Sounds like you're basically on the right track. Once again, I agree with coppernyc. It would probably be helpfull for you to check into the "Boot fitting expectations/ettiquette" thread that was started on 8-16-04.
The more time you're in boots, the more absolutely crucial it is to eliminate problems. I'm a tight boot fanatic and a "challenging fit" myself. After an often painfull several year struggle, I switched to foam injected liners in 1992, been in them ever since. I'm not sure how long, but foam injected liners have been around awhile. They were good 12-15 years ago; even back then, the foam was a drastic improvement for me. Nowadays, the earlier problems have been addressed, they're even better, and a little easier to have installed. I'm now in my 3rd pair of extensively re-worked Salomons with the Conformable foam liners. For me, it's the only way to fly.
There are a number of advantages to foam. For one thing, since the foam will conform to almost any shape, you have somewhat more latitude in shell choice - although obviously, in the first place, you still have to pick a shell that's a close match to your foot shape and ability level. This critical first step is deceptively easy to go badly wrong without highly objective professional help.

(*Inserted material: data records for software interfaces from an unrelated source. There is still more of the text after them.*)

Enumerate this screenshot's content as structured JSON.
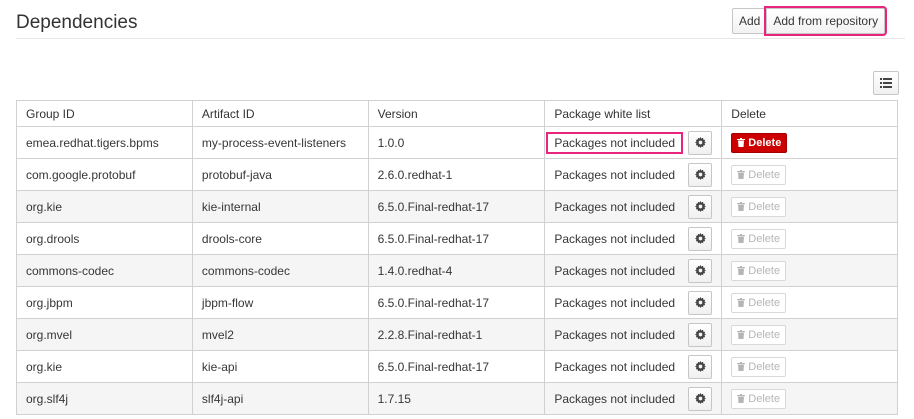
{
  "header": {
    "title": "Dependencies",
    "add_label": "Add",
    "add_repo_label": "Add from repository"
  },
  "table": {
    "columns": [
      "Group ID",
      "Artifact ID",
      "Version",
      "Package white list",
      "Delete"
    ],
    "delete_label": "Delete",
    "rows": [
      {
        "group": "emea.redhat.tigers.bpms",
        "artifact": "my-process-event-listeners",
        "version": "1.0.0",
        "packages": "Packages not included",
        "delete_enabled": true
      },
      {
        "group": "com.google.protobuf",
        "artifact": "protobuf-java",
        "version": "2.6.0.redhat-1",
        "packages": "Packages not included",
        "delete_enabled": false
      },
      {
        "group": "org.kie",
        "artifact": "kie-internal",
        "version": "6.5.0.Final-redhat-17",
        "packages": "Packages not included",
        "delete_enabled": false
      },
      {
        "group": "org.drools",
        "artifact": "drools-core",
        "version": "6.5.0.Final-redhat-17",
        "packages": "Packages not included",
        "delete_enabled": false
      },
      {
        "group": "commons-codec",
        "artifact": "commons-codec",
        "version": "1.4.0.redhat-4",
        "packages": "Packages not included",
        "delete_enabled": false
      },
      {
        "group": "org.jbpm",
        "artifact": "jbpm-flow",
        "version": "6.5.0.Final-redhat-17",
        "packages": "Packages not included",
        "delete_enabled": false
      },
      {
        "group": "org.mvel",
        "artifact": "mvel2",
        "version": "2.2.8.Final-redhat-1",
        "packages": "Packages not included",
        "delete_enabled": false
      },
      {
        "group": "org.kie",
        "artifact": "kie-api",
        "version": "6.5.0.Final-redhat-17",
        "packages": "Packages not included",
        "delete_enabled": false
      },
      {
        "group": "org.slf4j",
        "artifact": "slf4j-api",
        "version": "1.7.15",
        "packages": "Packages not included",
        "delete_enabled": false
      }
    ]
  },
  "icons": {
    "gear": "gear-icon",
    "trash": "trash-icon",
    "list": "list-icon"
  },
  "colors": {
    "highlight": "#e9247d",
    "delete_active": "#cc0000"
  }
}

The foam essentially does for your entire foot and lower leg what a custom moulded orthotic does for only the sole of your foot. The more even pressure distribution allows a tighter, firmer fit than a conventional liner, eliminates slop and enhances sensitivity, feel, and overall control. The more even pressure (to me at least) seems to be less constrictive overall; better circulation; warmer feet. The insulative properties of foam were slightly inferior up until about the late 1990's, but that's been completely resolved; if anything, the newer foam compounds are warmer. Also, I've found over the years that the foam is definitely more resilient and doesn't crush and pack out nearly as quickly and easily, which means significantly better durability. So once you've undergone the hassle and expense of new boots, you're all set for a good long time. Mine have been good for 300 to even 400+ days.
Fitting and installing foam is a bit of a technically tricky business. I've found them to be a Godsend, but they're only as good as:
1. You preparation, in terms of patience at working with the fit tech person - this isn't always a quick and easy one-day process.
2. The saavy/skill/expertise of the boot fitter tech people.
3. Your honesty with the above person regarding self assesment of your skiing strength/ability level. In other words, even a perfect fit in too much boot will detract from your control.
Surefoot is a good bet, especially if you're in the east and planning on doing extensive traveling to ski.
The only relatively minor disadvantage that I can think of is that since foam has to be done professionally in a specialty shop, not in someplace like a big sporting goods chain store, it's more expensive. It isn't really neccessary for everyone. Again, I'd recommend taking a look at that thread from last month. Hope this helps some.